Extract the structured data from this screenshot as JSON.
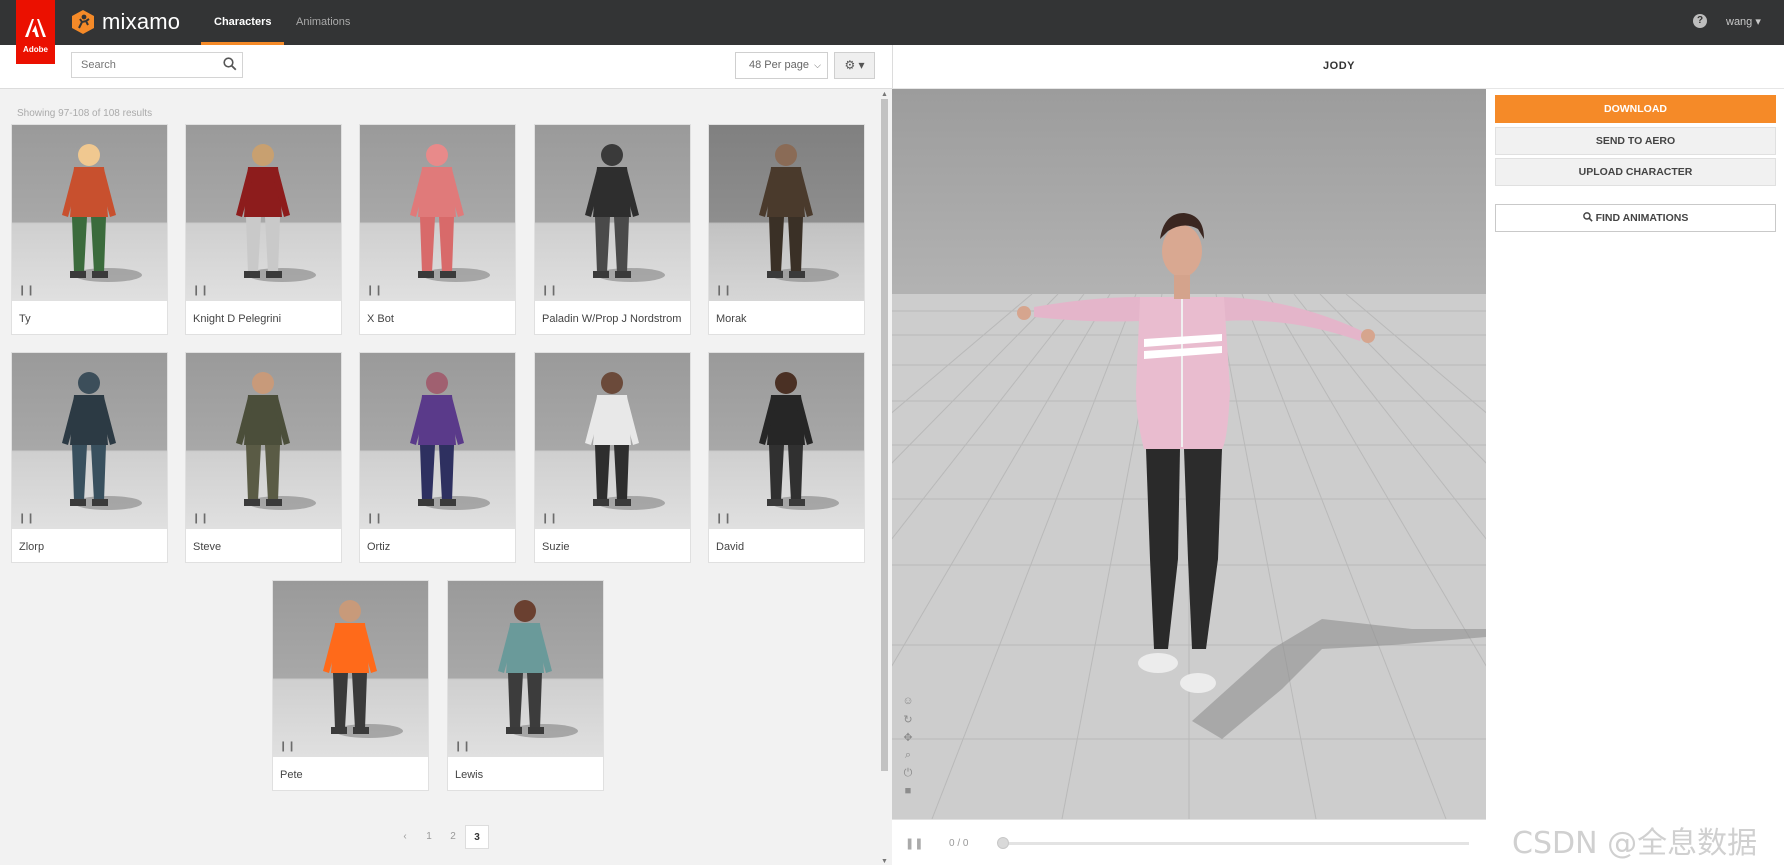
{
  "brand": {
    "adobe_text": "Adobe",
    "name": "mixamo"
  },
  "nav": {
    "tabs": [
      {
        "label": "Characters",
        "active": true
      },
      {
        "label": "Animations",
        "active": false
      }
    ]
  },
  "header": {
    "help_icon": "?",
    "user": "wang ▾"
  },
  "toolbar": {
    "search_placeholder": "Search",
    "per_page": "48 Per page",
    "gear_label": "⚙ ▾"
  },
  "results": {
    "text": "Showing 97-108 of 108 results"
  },
  "characters": [
    {
      "name": "Ty",
      "selected": false
    },
    {
      "name": "Knight D Pelegrini",
      "selected": false
    },
    {
      "name": "X Bot",
      "selected": false
    },
    {
      "name": "Paladin W/Prop J Nordstrom",
      "selected": false
    },
    {
      "name": "Morak",
      "selected": true
    },
    {
      "name": "Zlorp",
      "selected": false
    },
    {
      "name": "Steve",
      "selected": false
    },
    {
      "name": "Ortiz",
      "selected": false
    },
    {
      "name": "Suzie",
      "selected": false
    },
    {
      "name": "David",
      "selected": false
    },
    {
      "name": "Pete",
      "selected": false
    },
    {
      "name": "Lewis",
      "selected": false
    }
  ],
  "pagination": {
    "prev": "‹",
    "pages": [
      "1",
      "2",
      "3"
    ],
    "current": "3"
  },
  "viewer": {
    "title": "JODY",
    "frame_counter": "0 / 0"
  },
  "actions": {
    "download": "DOWNLOAD",
    "send_to_aero": "SEND TO AERO",
    "upload_character": "UPLOAD CHARACTER",
    "find_animations": "FIND ANIMATIONS"
  },
  "watermark": "CSDN @全息数据",
  "colors": {
    "accent": "#f58a28",
    "topbar": "#333435",
    "adobe_red": "#eb1000"
  }
}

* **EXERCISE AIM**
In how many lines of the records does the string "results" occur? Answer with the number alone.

* **WRITTEN REPLY**
2